  • Lists of city owned vacant land that is suitable for new farms or gardens published by the Department of Citywide Administrative Services pursuant to Local Law 48 of 2011, and by the Department of Parks and Recreation pursuant to Local Law 49 of 2018, can guide communities interested in putting parcels in their neighborhoods to productive use and raise policy questions about the adequacy of city resources to support new farms and gardens, the sufficiency of budgets for programs like the Parks Department’s GreenThumb program, the potential for NGOs to provide such support, and the role of the urban agriculture plan proposed by City Council Int. No. 1058 in expanding urban agriculture.
  • Annual Data published by the NYC Department of Consumer Affairs documents the number of complaints about the city’s paid sick leave law received and resolved. The law, which requires employers with five or more employees to provide paid sick leave and those with fewer than five to provide unpaid sick leave, is particularly important for workers in the food industry, especially low-paid and non-unionized workers like waiters, cooks and delivery people who have not previously had such protections. The law also protects customers of food businesses who might otherwise be exposed to foodborne illnesses if food workers forced by the fear of job or wage loss continued to work while sick. Data on complaints can be helpful to organizations that advocate for and support low-wage workers and may raise questions about whether the relatively low numbers of complaints reflects compliance with the law, limited knowledge about its provisions, or obstacles faced by workers to filing formal complaints.

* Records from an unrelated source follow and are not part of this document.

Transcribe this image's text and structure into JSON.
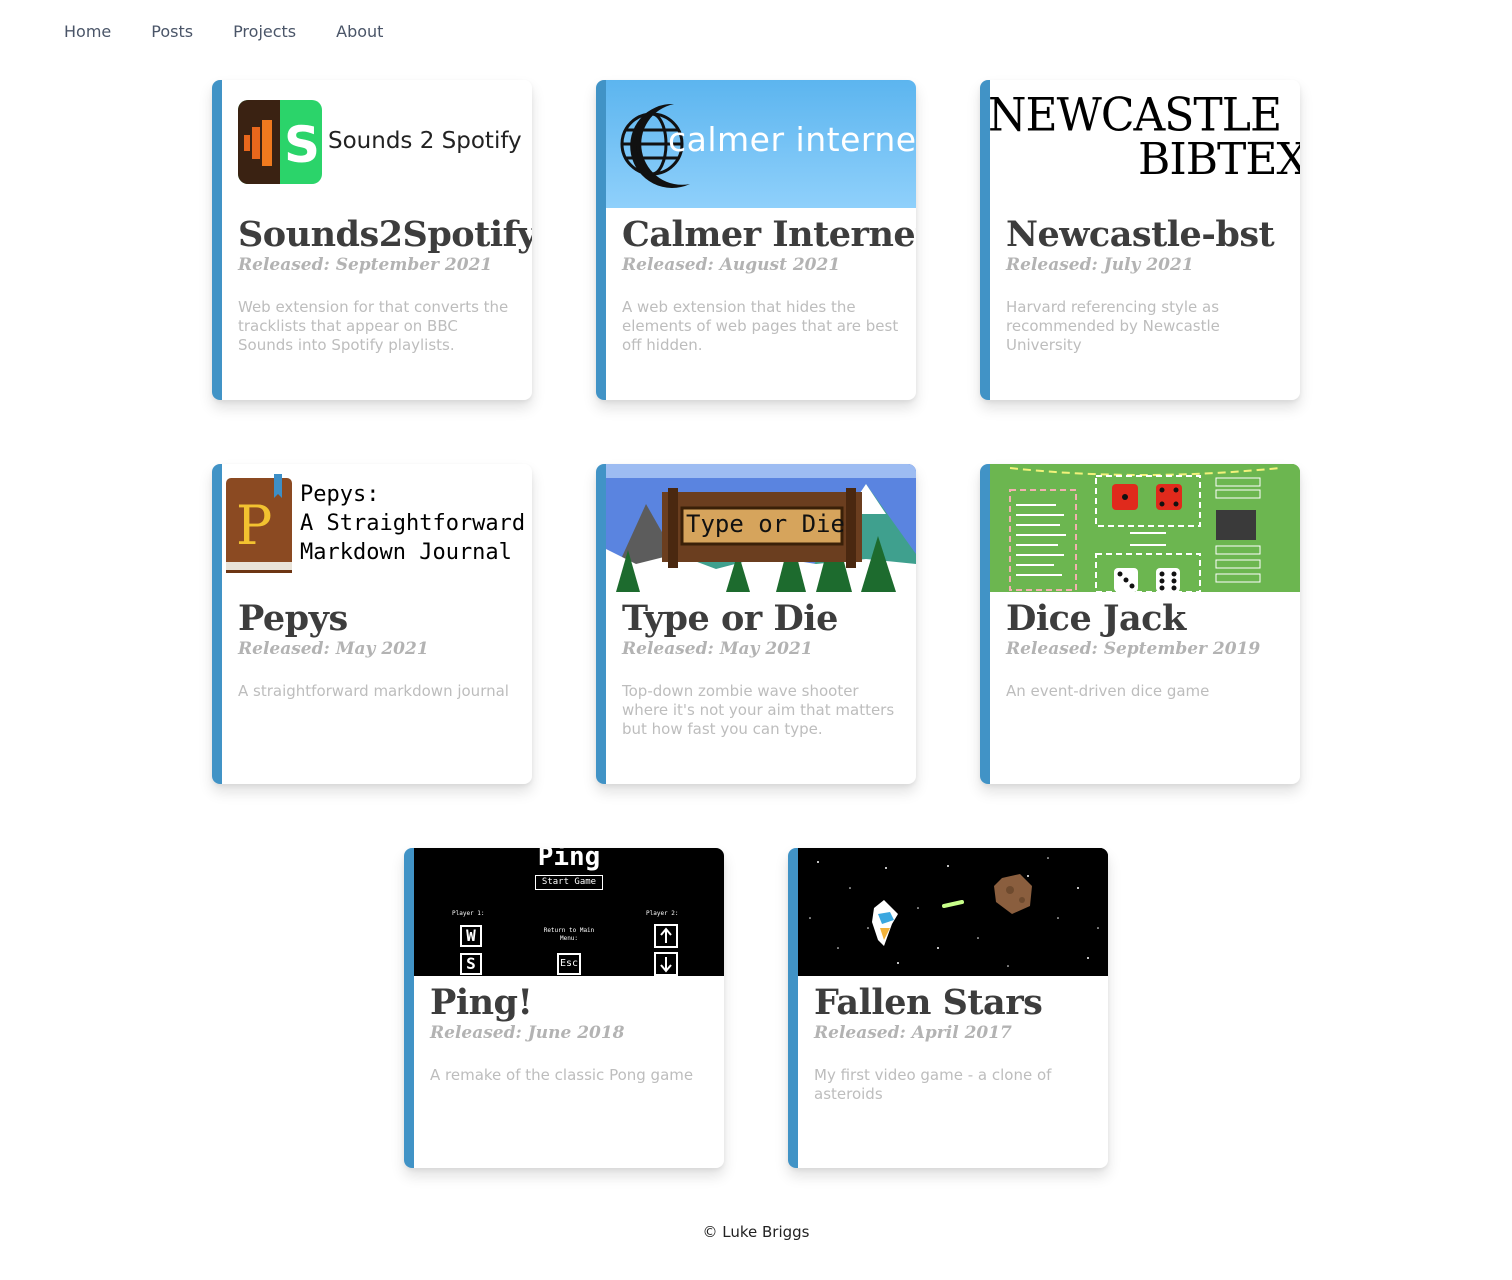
{
  "nav": {
    "home": "Home",
    "posts": "Posts",
    "projects": "Projects",
    "about": "About"
  },
  "colors": {
    "accent_stripe": "#4193c6",
    "title": "#3d3d3d",
    "muted": "#b3b3b3"
  },
  "projects": [
    {
      "title": "Sounds2Spotify",
      "released": "Released: September 2021",
      "description": "Web extension for that converts the tracklists that appear on BBC Sounds into Spotify playlists.",
      "thumb_text": "Sounds 2 Spotify",
      "thumb_icon": "sounds2spotify-logo-icon"
    },
    {
      "title": "Calmer Internet",
      "released": "Released: August 2021",
      "description": "A web extension that hides the elements of web pages that are best off hidden.",
      "thumb_text": "calmer internet",
      "thumb_icon": "crescent-globe-icon"
    },
    {
      "title": "Newcastle-bst",
      "released": "Released: July 2021",
      "description": "Harvard referencing style as recommended by Newcastle University",
      "thumb_line1": "NEWCASTLE",
      "thumb_line2": "BIBTEX"
    },
    {
      "title": "Pepys",
      "released": "Released: May 2021",
      "description": "A straightforward markdown journal",
      "thumb_line1": "Pepys:",
      "thumb_line2": "A Straightforward",
      "thumb_line3": "Markdown Journal",
      "thumb_icon": "book-icon"
    },
    {
      "title": "Type or Die",
      "released": "Released: May 2021",
      "description": "Top-down zombie wave shooter where it's not your aim that matters but how fast you can type.",
      "thumb_text": "Type or Die"
    },
    {
      "title": "Dice Jack",
      "released": "Released: September 2019",
      "description": "An event-driven dice game",
      "thumb_icon": "dice-board-icon"
    },
    {
      "title": "Ping!",
      "released": "Released: June 2018",
      "description": "A remake of the classic Pong game",
      "thumb_title": "Ping",
      "thumb_start": "Start Game",
      "thumb_p1": "Player 1:",
      "thumb_p2": "Player 2:",
      "thumb_menu": "Return to Main Menu:",
      "thumb_w": "W",
      "thumb_s": "S",
      "thumb_esc": "Esc"
    },
    {
      "title": "Fallen Stars",
      "released": "Released: April 2017",
      "description": "My first video game - a clone of asteroids",
      "thumb_icon": "spaceship-icon"
    }
  ],
  "footer": "© Luke Briggs"
}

The annual Food Metrics Reports are useful snapshots to help track various programs and policies that affect the food system. But their format and presentation, shaped in part by the 2011 City Council authorization, may need updating. This article shows that there are many more metrics produced by city agencies that can be used by interested New Yorkers, policymakers, and advocates to monitor important aspects of the food system, lobby for new resources, support effective initiatives, and design and implement complementary programs. The data are often not presented as food metrics and can be hidden in public documents like district needs statements or management reports that are unfamiliar to many.

In a report that CUNY Urban Food Policy Institute investigators published last year, we made several recommendations for a New York City Food Metrics 2.0. These include:

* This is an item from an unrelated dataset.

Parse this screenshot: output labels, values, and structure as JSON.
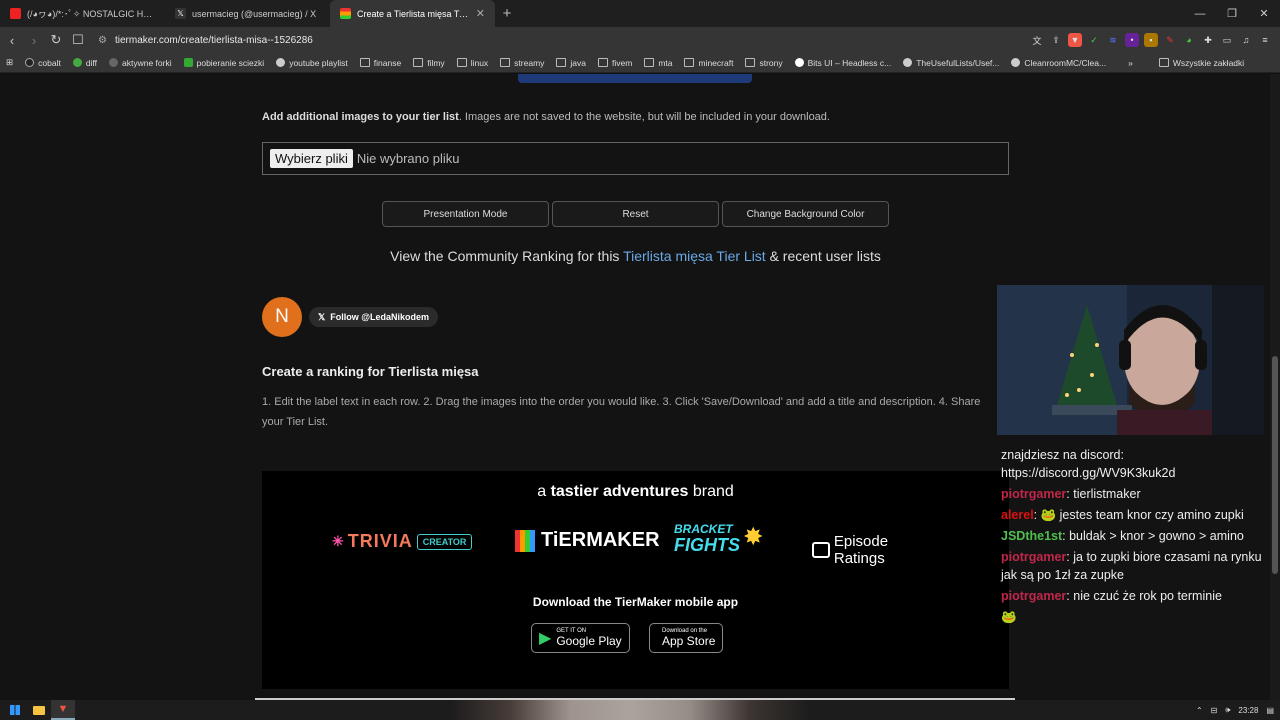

  1. Providing denominators as well as numerators for relevant metrics.
  2. Selecting additional indicators, including some suggested here.
  3. Adding other sources of data and creating a unified publicly available data platform.
  4. Involving more constituencies inside and outside city government in the process of developing and assessing the metrics.
  5. Making assessment of progress in achieving a more equitable New York City food system a priority.
  6. Focusing on outcomes as well as implementation
  7. Presenting analyses and frameworks for interpreting changes in metrics as well as describing them

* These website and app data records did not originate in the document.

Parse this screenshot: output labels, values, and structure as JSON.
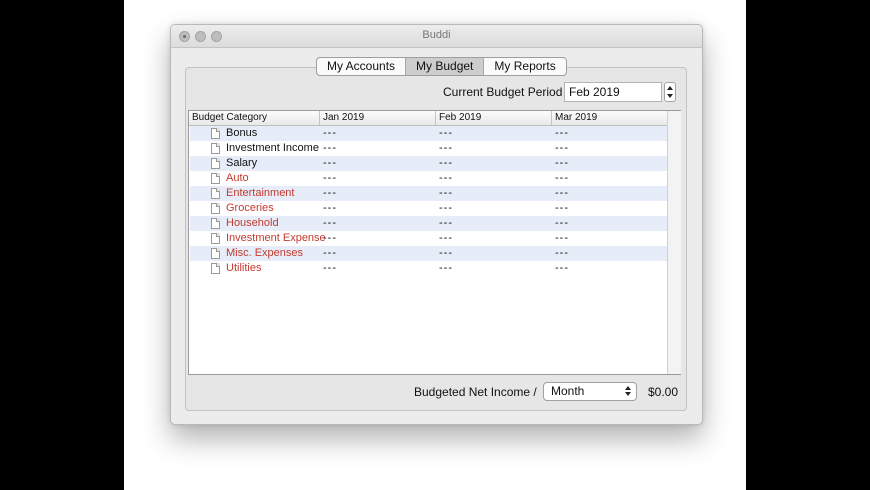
{
  "window": {
    "title": "Buddi"
  },
  "tabs": [
    {
      "label": "My Accounts",
      "active": false
    },
    {
      "label": "My Budget",
      "active": true
    },
    {
      "label": "My Reports",
      "active": false
    }
  ],
  "period": {
    "label": "Current Budget Period",
    "value": "Feb 2019"
  },
  "table": {
    "headers": [
      "Budget Category",
      "Jan 2019",
      "Feb 2019",
      "Mar 2019"
    ],
    "rows": [
      {
        "category": "Bonus",
        "type": "income",
        "values": [
          "---",
          "---",
          "---"
        ]
      },
      {
        "category": "Investment Income",
        "type": "income",
        "values": [
          "---",
          "---",
          "---"
        ]
      },
      {
        "category": "Salary",
        "type": "income",
        "values": [
          "---",
          "---",
          "---"
        ]
      },
      {
        "category": "Auto",
        "type": "expense",
        "values": [
          "---",
          "---",
          "---"
        ]
      },
      {
        "category": "Entertainment",
        "type": "expense",
        "values": [
          "---",
          "---",
          "---"
        ]
      },
      {
        "category": "Groceries",
        "type": "expense",
        "values": [
          "---",
          "---",
          "---"
        ]
      },
      {
        "category": "Household",
        "type": "expense",
        "values": [
          "---",
          "---",
          "---"
        ]
      },
      {
        "category": "Investment Expense",
        "type": "expense",
        "values": [
          "---",
          "---",
          "---"
        ]
      },
      {
        "category": "Misc. Expenses",
        "type": "expense",
        "values": [
          "---",
          "---",
          "---"
        ]
      },
      {
        "category": "Utilities",
        "type": "expense",
        "values": [
          "---",
          "---",
          "---"
        ]
      }
    ]
  },
  "footer": {
    "net_label": "Budgeted Net Income /",
    "period_select": "Month",
    "net_value": "$0.00"
  },
  "colors": {
    "expense": "#c23a2e",
    "row_stripe": "#e6edf8"
  },
  "icons": {
    "row_icon": "document-icon"
  }
}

In our earlier report, we provided a rationale and some suggestions for implementing these steps.

By revisiting the content and format of the annual food metrics report, the Mayor’s Office and the City Council can make a useful report even more helpful for policy makers, advocates and New York City eaters who want to improve the city’s food system.